Paris - Chris Froome will always find it
harder to win the Tour de France than his rivals because of the doping
suspicions that follow him, his Team Sky manager Dave Brailsford believes.
Speaking after the 2016 Tour route
announcement in Paris on Tuesday, Brailsford said the negative publicity his
rider is subjected to makes things more difficult for him than his competition.
"We're all about performing in the
right way and that's what we'll continue to do," said the Sky chief.
"People will make their own
judgements, we said enough about it this year.
"I think it's harder for Chris to win
the Tour than the others -- the other guys don't get the same abuse that he
takes, so for Chris to come back and have the appetite to try to win the Tour
de France with the French attitude, that makes it harder for him to win
Froome and his Sky teammates were subjected
to a series of unsavoury incidents during this year's race, in which the
30-year-old earned his second overall victory at the Grand Boucle.
The Kenyan-born Brit had urine thrown at
him, his Australian teammate Richie Porte was punched and several Sky riders,
Froome included, were spat at.
Geraint Thomas was knocked off the road,
into a pylon and down a ravine by an over-ambitious overtaking manoeuvre from
Frenchman Warren Barguil.
In addition, Froome was attacked by
Vincenzo Nibali when suffering a mechanical problem in the antepenultimate
stage (breaking a taboo about not attacking the yellow jersey when he suffers a
mechanical), while television cameras caught an enthusiastic elderly gentleman
giving Froome a theatrical 'arm of honour' -- an offensive gesture known as 'up
yours' in English -- as he passed.
It was a case of overcoming trials and
tribulations for Froome in an often hostile environment in which French media,
in particular, constantly questioned him over doping and even whether or not he
was using a motorised bicycle.
Time and again, Froome was asked to justify
his performances, even though he won only one stage during the race, the 10th
and first with a summit finish, on Bastille Day.
A French television programme also
blind-sided Brailsford live on air with what they prematurely announced as
"proof" that Froome couldn't be clean, with a rudimentary
interpretation of his power data.
While Brailsford admits that Froome is
affected by the negative publicity, he says it won't discourage the rider from
ploughing on with his goals.
"He doesn't enjoy it for sure when it
happened, but you don't think about that when you're a bike racer and you want
to win," said Brailsford.
What really made the difference for Froome
in 2015 was his consistency.
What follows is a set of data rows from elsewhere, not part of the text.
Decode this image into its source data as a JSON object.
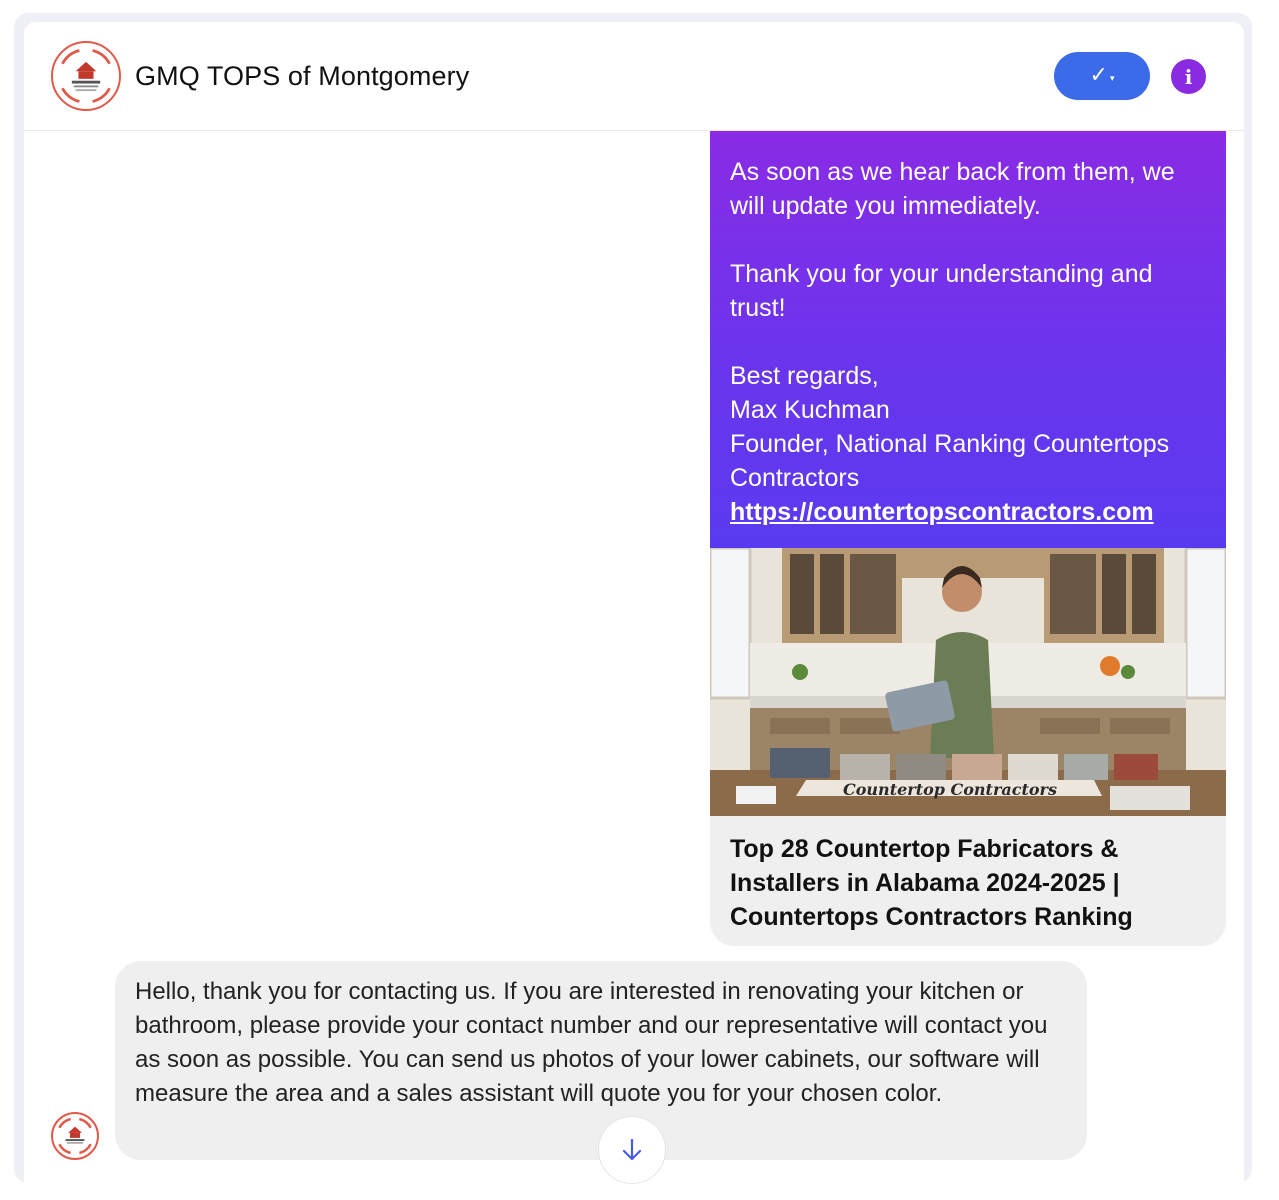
{
  "header": {
    "title": "GMQ TOPS of Montgomery",
    "status_check": "✓",
    "status_caret": "▾",
    "info_glyph": "i"
  },
  "colors": {
    "accent_blue": "#3b6be8",
    "accent_purple": "#8a2be2",
    "bubble_gradient_top": "#8a2be6",
    "bubble_gradient_bottom": "#5a3af0"
  },
  "outgoing_message": {
    "line1": "As soon as we hear back from them, we will update you immediately.",
    "line2": "Thank you for your understanding and trust!",
    "signoff": "Best regards,",
    "name": "Max Kuchman",
    "role": "Founder, National Ranking Countertops Contractors",
    "link": "https://countertopscontractors.com"
  },
  "link_preview": {
    "image_caption": "Countertop Contractors",
    "title": "Top 28 Countertop Fabricators & Installers in Alabama 2024-2025 | Countertops Contractors Ranking"
  },
  "incoming_message": {
    "text": "Hello, thank you for contacting us. If you are interested in renovating your kitchen or bathroom, please provide your contact number and our representative will contact you as soon as possible. You can send us photos of your lower cabinets, our software will measure the area and a sales assistant will quote you for your chosen color."
  },
  "icons": {
    "avatar": "gmq-tops-logo",
    "status": "check-dropdown-icon",
    "info": "info-icon",
    "scroll": "arrow-down-icon"
  }
}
While all his major rivals dropped time in
unexpected places, either by getting caught behind a crash or losing form at a
critical moment, Froome performed well every time a question was asked of him.
In the end, his winning margin was only
1min 12sec from Nairo Quintana - less than the time the Colombian lost on the
windy second stage when he got caught behind a crash caused by crosswinds.
Froome himself believes next year's route
will suit his all-round abilities.
"It's a great well-balanced route, a
bit of time-trialling, quite a bit of climbing, quite a bit of emphasis on the
technical side, the descending, a few finish lines close to the bottom of
descents," he said.
"It's going to be a Tour that really
tests all aspects of the complete cyclist."
And these days, the complete cyclist needs
a thick skin, particularly if he's a British champion of France's favourite